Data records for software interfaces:
★ ★ ★ ★ ★ ★ ★
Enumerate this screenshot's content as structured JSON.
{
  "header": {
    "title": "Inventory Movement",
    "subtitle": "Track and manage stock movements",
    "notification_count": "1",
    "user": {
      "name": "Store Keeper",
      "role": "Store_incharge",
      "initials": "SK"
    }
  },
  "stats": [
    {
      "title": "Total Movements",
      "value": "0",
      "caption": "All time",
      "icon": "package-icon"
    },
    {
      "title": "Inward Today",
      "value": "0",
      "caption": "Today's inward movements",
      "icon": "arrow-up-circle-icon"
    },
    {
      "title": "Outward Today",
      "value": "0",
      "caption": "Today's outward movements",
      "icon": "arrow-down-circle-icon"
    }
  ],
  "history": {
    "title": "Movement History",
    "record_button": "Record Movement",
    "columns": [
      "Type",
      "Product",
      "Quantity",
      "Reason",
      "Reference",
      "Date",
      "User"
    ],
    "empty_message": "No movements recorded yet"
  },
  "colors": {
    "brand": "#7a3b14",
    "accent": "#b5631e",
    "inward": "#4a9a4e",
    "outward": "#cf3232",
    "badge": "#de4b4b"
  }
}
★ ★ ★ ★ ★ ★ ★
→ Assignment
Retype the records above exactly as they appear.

→ The answer
Enumerate this screenshot's content as structured JSON.
{
  "header": {
    "title": "Inventory Movement",
    "subtitle": "Track and manage stock movements",
    "notification_count": "1",
    "user": {
      "name": "Store Keeper",
      "role": "Store_incharge",
      "initials": "SK"
    }
  },
  "stats": [
    {
      "title": "Total Movements",
      "value": "0",
      "caption": "All time",
      "icon": "package-icon"
    },
    {
      "title": "Inward Today",
      "value": "0",
      "caption": "Today's inward movements",
      "icon": "arrow-up-circle-icon"
    },
    {
      "title": "Outward Today",
      "value": "0",
      "caption": "Today's outward movements",
      "icon": "arrow-down-circle-icon"
    }
  ],
  "history": {
    "title": "Movement History",
    "record_button": "Record Movement",
    "columns": [
      "Type",
      "Product",
      "Quantity",
      "Reason",
      "Reference",
      "Date",
      "User"
    ],
    "empty_message": "No movements recorded yet"
  },
  "colors": {
    "brand": "#7a3b14",
    "accent": "#b5631e",
    "inward": "#4a9a4e",
    "outward": "#cf3232",
    "badge": "#de4b4b"
  }
}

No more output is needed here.